When my massage therapist, Lanetia, said she had a passion to learn a new technique I was all in. She became a Certified Reflexologist and wanted to practice this modality on the Tyler Mason staff before it was offered to her clients. Of course, I jumped to the head of the line and here’s a rundown of my Reflexology experience.
What is Reflexology?
According to Mayoclinic.org, “Reflexology is the application of pressure to areas on the feet. The theory behind reflexology is that areas of the foot correspond to organs and systems of the body. Pressure applied to the foot is believed to bring relaxation and healing to the corresponding area of the body. Reflexologists use foot charts to guide them as they apply pressure to specific areas. Reflexology is sometimes combined with other hands-on therapies and may be offered by chiropractors and physical therapists, among others. Several studies indicate that reflexology may reduce pain and psychological symptoms, such as stress and anxiety, and enhance relaxation and sleep. Given that reflexology is also low risk, it can be a reasonable option if you’re seeking relaxation and stress relief.”

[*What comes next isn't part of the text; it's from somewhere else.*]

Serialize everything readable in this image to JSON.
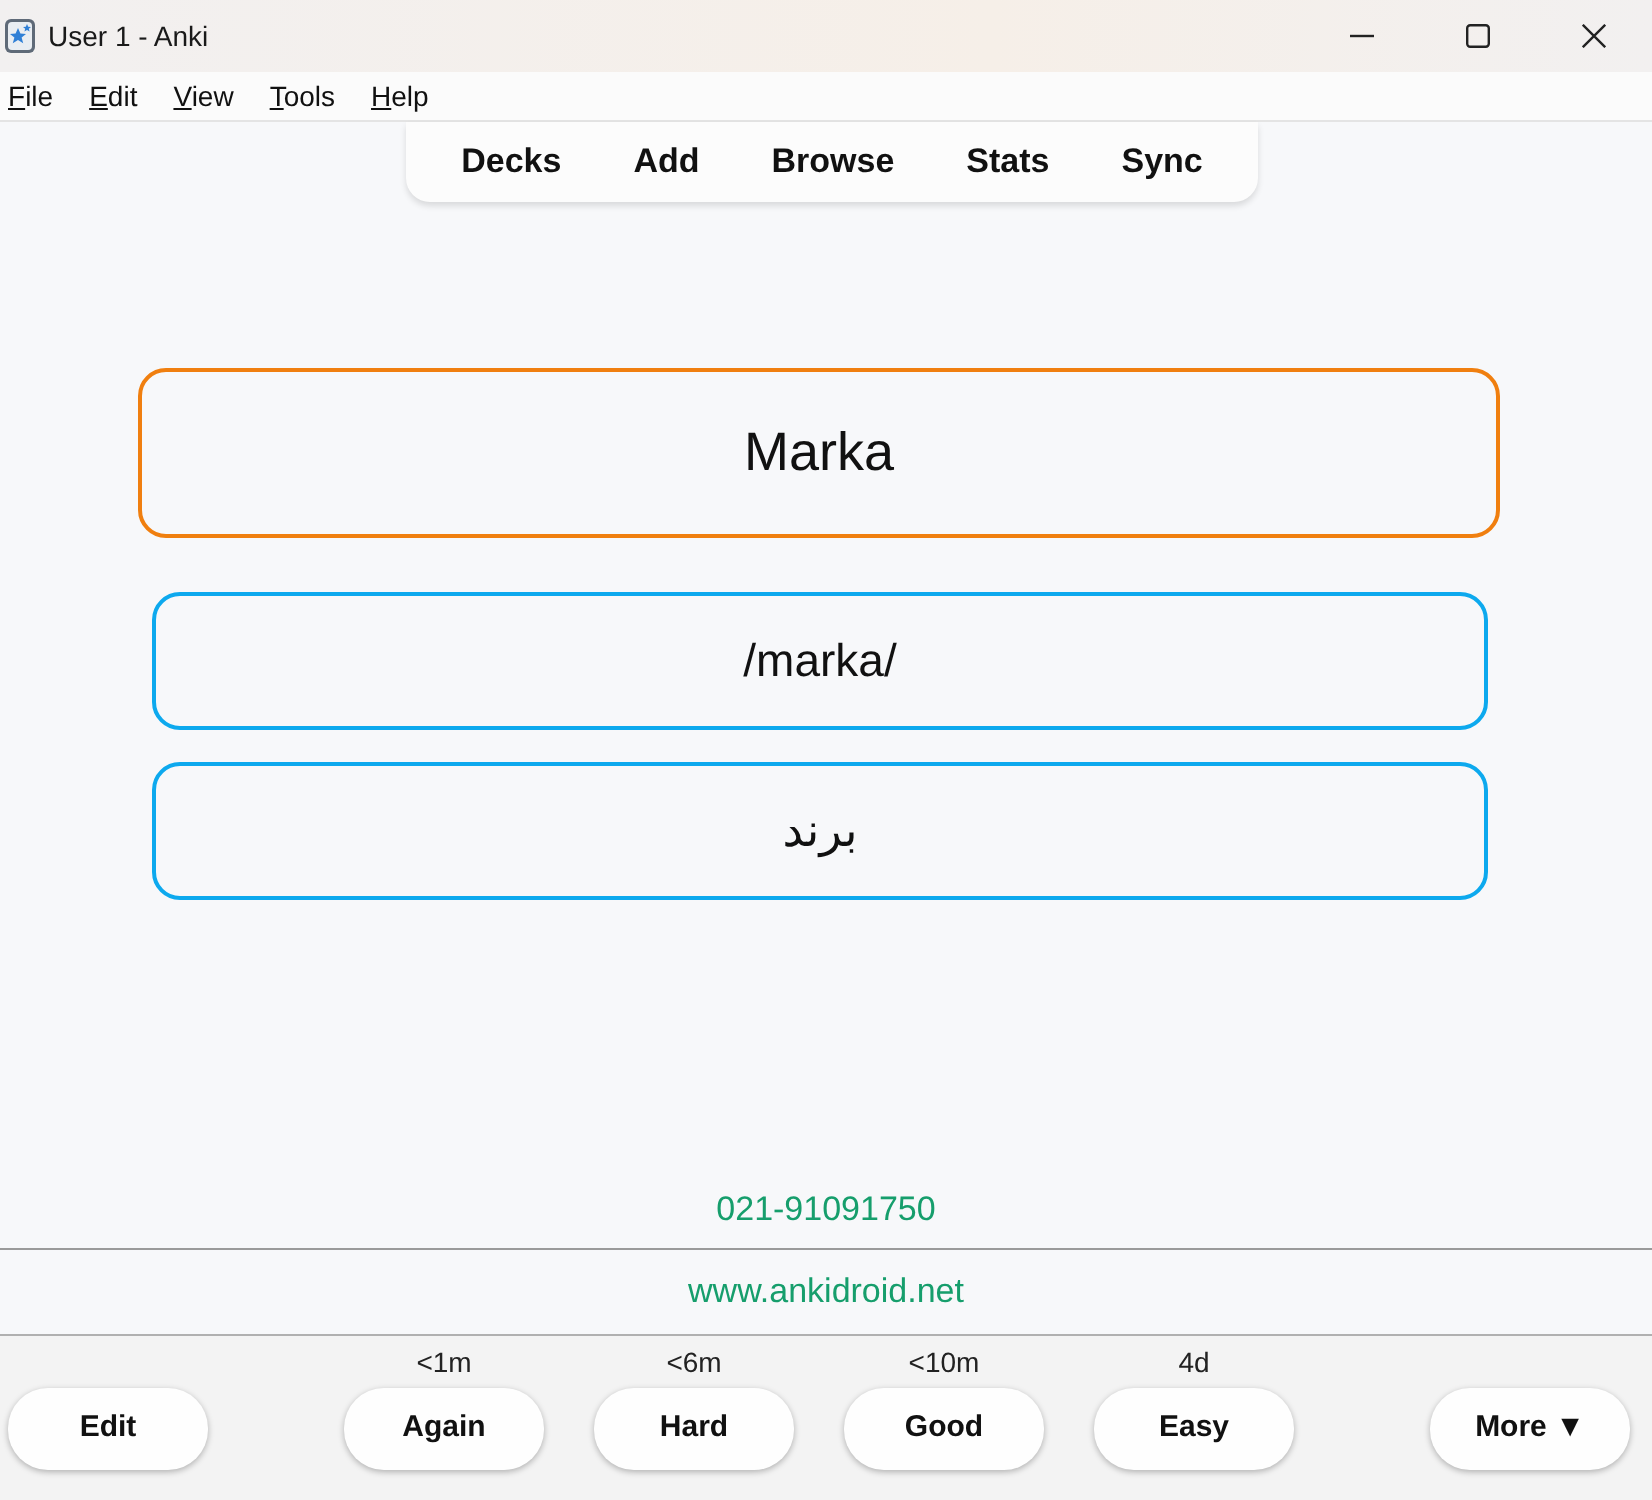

Where does Reflexology come from?
According to VeryWellHealth.com, “Although the roots of reflexology go back to ancient Egypt and China, William H. Fitzgerald, an ear, nose, and throat doctor, introduced this concept of “zone therapy” in 1915. American physiotherapist Eunice Ingram further developed the zone theory in the 1930s into what is known as modern reflexology.”
What Is a Reflexology Session Like?
A typical treatment is 30 to 60 minutes long (Tyler Mason offers a 45 minute service for $65, as well as a full body relaxation massage that includes a 30 minute foot reflexology, a 1 ½ hour service for $115.) Lanetia first consulted with me about my health and lifestyle in order to customize the therapy.
Next, I removed my shoes and socks and lay down on the heated massage table, that was configured in a way to make me most comfortable. It isn’t necessary to remove your clothing however if you’re more comfortable or you’re receiving the full body massage you can change into a robe and cuddle under blankets during the treatment. Lanetia then assessed my feet to identify areas of tenderness or tension. She told me Reflexology shouldn’t be painful so if I felt discomfort, be sure to speak up. Some areas may naturally be sore, and she may spend extra time on these points, but the soreness should decrease with pressure.
Brisk movements and massage were used to warm my feet and then thumb pressure was applied using reflexology techniques to promote a healing response in the corresponding organs. After a few minutes, I noticed a slight twinge, not painful, in my neck in the area I had a cervical fusion last year. I mentioned it to Lanetia who said that was the area she was working on my foot. Within minutes, I was completely relaxed and even fell asleep. I woke up to Lanetia softly telling me 45 minutes had passed and to take my time getting off the table. My feet were warm, tingly and I was slightly drowsy just like I am after a full body massage. Even though my neck and shoulders weren’t touched, I had a noticeable relaxation of my neck muscles.
Are there any side effects or safety precautions?
Be sure to give the reflexologist a complete and accurate health history. It’s always a good idea to consult your primary care provider before trying anything new, including reflexology.
If you have foot ulcers, recent injury, foot or ankle wounds, gout, or a cardiovascular condition, reflexology may not be appropriate or safe.
Reflexology may also not be right for people with diabetes, osteoarthritis (affecting the ankle or foot), circulatory problems, active infections, gallstones, kidney stones, or certain types of cancer. Pregnant women should avoid reflexology.
Reflexology feels incredible, deeply relaxes the mind and has whole body benefits, but this girl still loves her full body massages. So now I get the best of both worlds by adding 30 minutes of Reflexology to my massage appointments with Lanetia to get that extra benefit. I’m also thinking that Reflexology added to my facials would be ahhhhmazing! Time to schedule some appointments!